— What you should do —
Would you please copy each line of the data in which the string "this" occurs?
===== Extracted material =====
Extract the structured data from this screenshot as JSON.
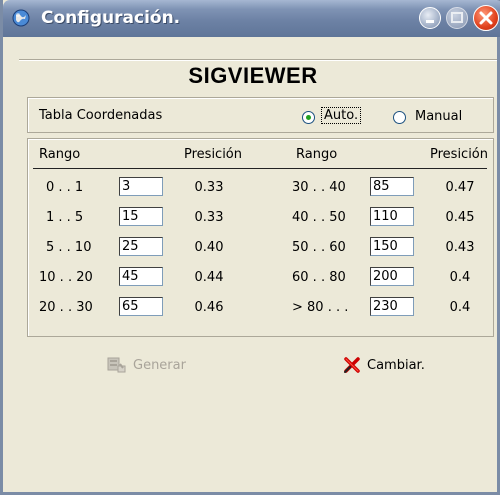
{
  "window": {
    "title": "Configuración.",
    "icons": {
      "app": "globe-icon",
      "minimize": "minimize-icon",
      "maximize": "maximize-icon",
      "close": "close-icon"
    }
  },
  "header": {
    "app_title": "SIGVIEWER"
  },
  "mode": {
    "label": "Tabla Coordenadas",
    "options": [
      {
        "label": "Auto.",
        "checked": true
      },
      {
        "label": "Manual",
        "checked": false
      }
    ]
  },
  "table": {
    "headers": {
      "rango1": "Rango",
      "precision1": "Presición",
      "rango2": "Rango",
      "precision2": "Presición"
    },
    "left": [
      {
        "rango": "0 . . 1",
        "value": "3",
        "precision": "0.33"
      },
      {
        "rango": "1 . . 5",
        "value": "15",
        "precision": "0.33"
      },
      {
        "rango": "5 . . 10",
        "value": "25",
        "precision": "0.40"
      },
      {
        "rango": "10 . . 20",
        "value": "45",
        "precision": "0.44"
      },
      {
        "rango": "20 . . 30",
        "value": "65",
        "precision": "0.46"
      }
    ],
    "right": [
      {
        "rango": "30 . . 40",
        "value": "85",
        "precision": "0.47"
      },
      {
        "rango": "40 . . 50",
        "value": "110",
        "precision": "0.45"
      },
      {
        "rango": "50 . . 60",
        "value": "150",
        "precision": "0.43"
      },
      {
        "rango": "60 . . 80",
        "value": "200",
        "precision": "0.4"
      },
      {
        "rango": "> 80 . . .",
        "value": "230",
        "precision": "0.4"
      }
    ]
  },
  "buttons": {
    "generar": {
      "label": "Generar",
      "enabled": false,
      "icon": "generate-icon"
    },
    "cambiar": {
      "label": "Cambiar.",
      "enabled": true,
      "icon": "red-x-icon"
    }
  },
  "colors": {
    "titlebar": "#6d82a5",
    "face": "#ece9d8",
    "radio_dot": "#21a121",
    "cambiar_x": "#cc0000"
  }
}
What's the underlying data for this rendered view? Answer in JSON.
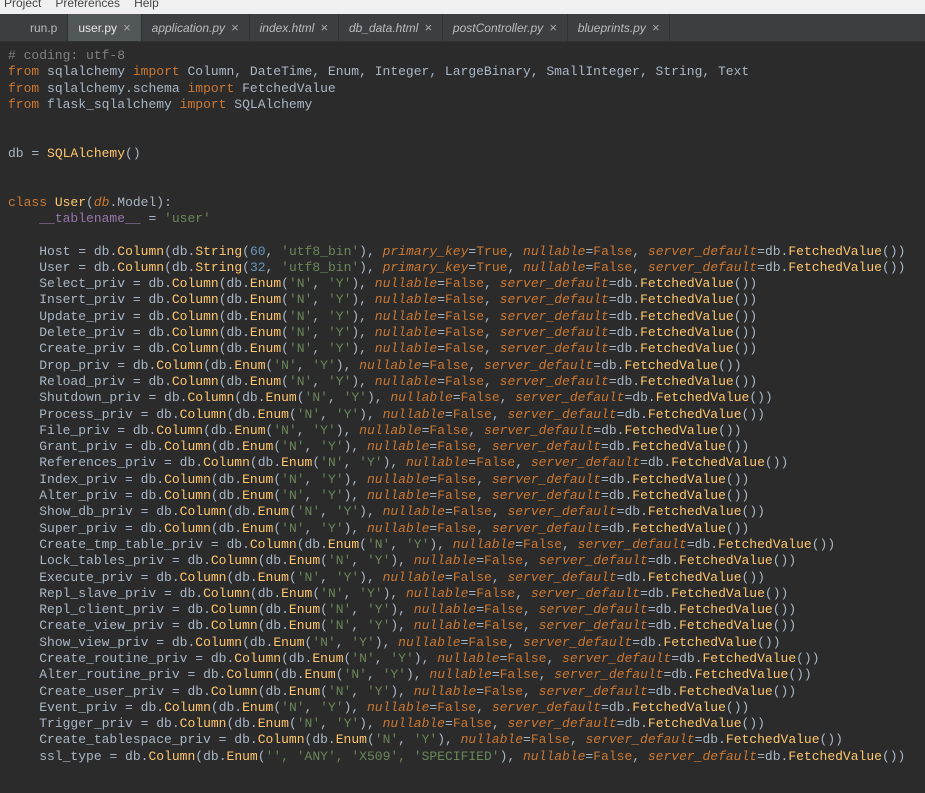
{
  "menubar": {
    "items": [
      "Project",
      "Preferences",
      "Help"
    ]
  },
  "tabs": [
    {
      "label": "run.p",
      "close": false,
      "style": "truncated"
    },
    {
      "label": "user.py",
      "close": true,
      "style": "active"
    },
    {
      "label": "application.py",
      "close": true,
      "style": "inactive"
    },
    {
      "label": "index.html",
      "close": true,
      "style": "inactive"
    },
    {
      "label": "db_data.html",
      "close": true,
      "style": "inactive"
    },
    {
      "label": "postController.py",
      "close": true,
      "style": "inactive"
    },
    {
      "label": "blueprints.py",
      "close": true,
      "style": "inactive"
    }
  ],
  "code": {
    "l00": "# coding: utf-8",
    "kw_from": "from",
    "kw_import": "import",
    "kw_class": "class",
    "mod1": "sqlalchemy",
    "imp1": "Column, DateTime, Enum, Integer, LargeBinary, SmallInteger, String, Text",
    "mod2": "sqlalchemy.schema",
    "imp2": "FetchedValue",
    "mod3": "flask_sqlalchemy",
    "imp3": "SQLAlchemy",
    "dbassign": "db = ",
    "sqlalchemy_call": "SQLAlchemy",
    "class_user": "User",
    "db_model": "db",
    "model_attr": "Model",
    "tablename_attr": "__tablename__",
    "tablename_val": "'user'",
    "col": "Column",
    "string": "String",
    "enum": "Enum",
    "fetched": "FetchedValue",
    "n60": "60",
    "n32": "32",
    "utf8bin": "'utf8_bin'",
    "strN": "'N'",
    "strY": "'Y'",
    "primary_key": "primary_key",
    "nullable": "nullable",
    "server_default": "server_default",
    "true": "True",
    "false": "False",
    "db": "db",
    "attrs": {
      "host": "Host",
      "user": "User",
      "select_priv": "Select_priv",
      "insert_priv": "Insert_priv",
      "update_priv": "Update_priv",
      "delete_priv": "Delete_priv",
      "create_priv": "Create_priv",
      "drop_priv": "Drop_priv",
      "reload_priv": "Reload_priv",
      "shutdown_priv": "Shutdown_priv",
      "process_priv": "Process_priv",
      "file_priv": "File_priv",
      "grant_priv": "Grant_priv",
      "references_priv": "References_priv",
      "index_priv": "Index_priv",
      "alter_priv": "Alter_priv",
      "show_db_priv": "Show_db_priv",
      "super_priv": "Super_priv",
      "create_tmp_table_priv": "Create_tmp_table_priv",
      "lock_tables_priv": "Lock_tables_priv",
      "execute_priv": "Execute_priv",
      "repl_slave_priv": "Repl_slave_priv",
      "repl_client_priv": "Repl_client_priv",
      "create_view_priv": "Create_view_priv",
      "show_view_priv": "Show_view_priv",
      "create_routine_priv": "Create_routine_priv",
      "alter_routine_priv": "Alter_routine_priv",
      "create_user_priv": "Create_user_priv",
      "event_priv": "Event_priv",
      "trigger_priv": "Trigger_priv",
      "create_tablespace_priv": "Create_tablespace_priv",
      "ssl_type": "ssl_type"
    },
    "ssl_enum_vals": "'', 'ANY', 'X509', 'SPECIFIED'"
  }
}
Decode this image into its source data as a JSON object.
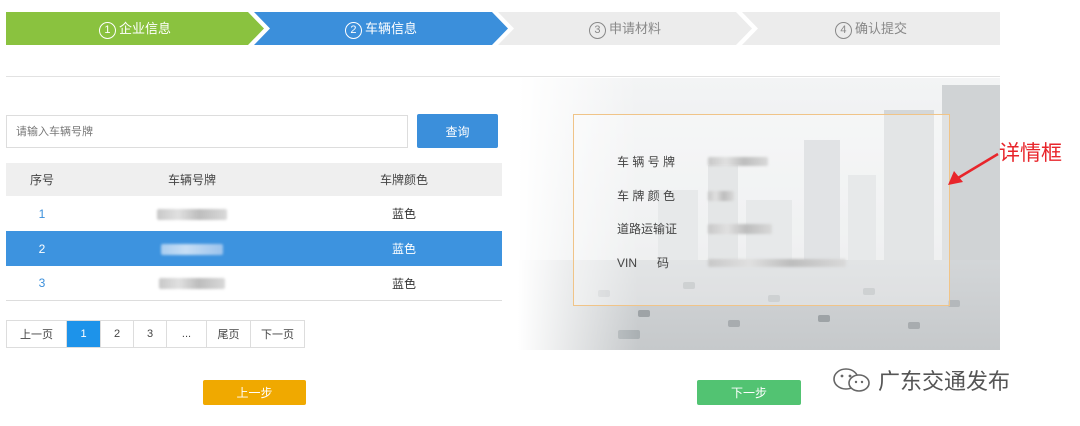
{
  "steps": [
    {
      "num": "1",
      "label": "企业信息",
      "state": "done",
      "color": "#8ac23f"
    },
    {
      "num": "2",
      "label": "车辆信息",
      "state": "current",
      "color": "#3b8fdb"
    },
    {
      "num": "3",
      "label": "申请材料",
      "state": "pending",
      "color": "#ececec"
    },
    {
      "num": "4",
      "label": "确认提交",
      "state": "pending",
      "color": "#ececec"
    }
  ],
  "search": {
    "placeholder": "请输入车辆号牌",
    "button_label": "查询"
  },
  "table": {
    "headers": [
      "序号",
      "车辆号牌",
      "车牌颜色"
    ],
    "rows": [
      {
        "index": "1",
        "plate": "(blurred)",
        "color": "蓝色",
        "selected": false
      },
      {
        "index": "2",
        "plate": "(blurred)",
        "color": "蓝色",
        "selected": true
      },
      {
        "index": "3",
        "plate": "(blurred)",
        "color": "蓝色",
        "selected": false
      }
    ]
  },
  "pagination": {
    "prev": "上一页",
    "pages": [
      "1",
      "2",
      "3",
      "..."
    ],
    "active_page": "1",
    "last": "尾页",
    "next": "下一页"
  },
  "detail": {
    "plate_label": "车 辆 号 牌",
    "color_label": "车 牌 颜 色",
    "license_label": "道路运输证",
    "vin_label": "VIN      码"
  },
  "buttons": {
    "prev_step": "上一步",
    "next_step": "下一步"
  },
  "annotation": "详情框",
  "watermark": "广东交通发布",
  "colors": {
    "accent_blue": "#3b8fdb",
    "done_green": "#8ac23f",
    "prev_orange": "#f0a900",
    "next_green": "#52c372",
    "detail_border": "#f0c488",
    "annotation_red": "#e8252b"
  }
}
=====
— Written answer —
Extract the structured data from this screenshot as JSON.
What's the underlying data for this rendered view? Answer in JSON.
Decode this image into its source data as a JSON object.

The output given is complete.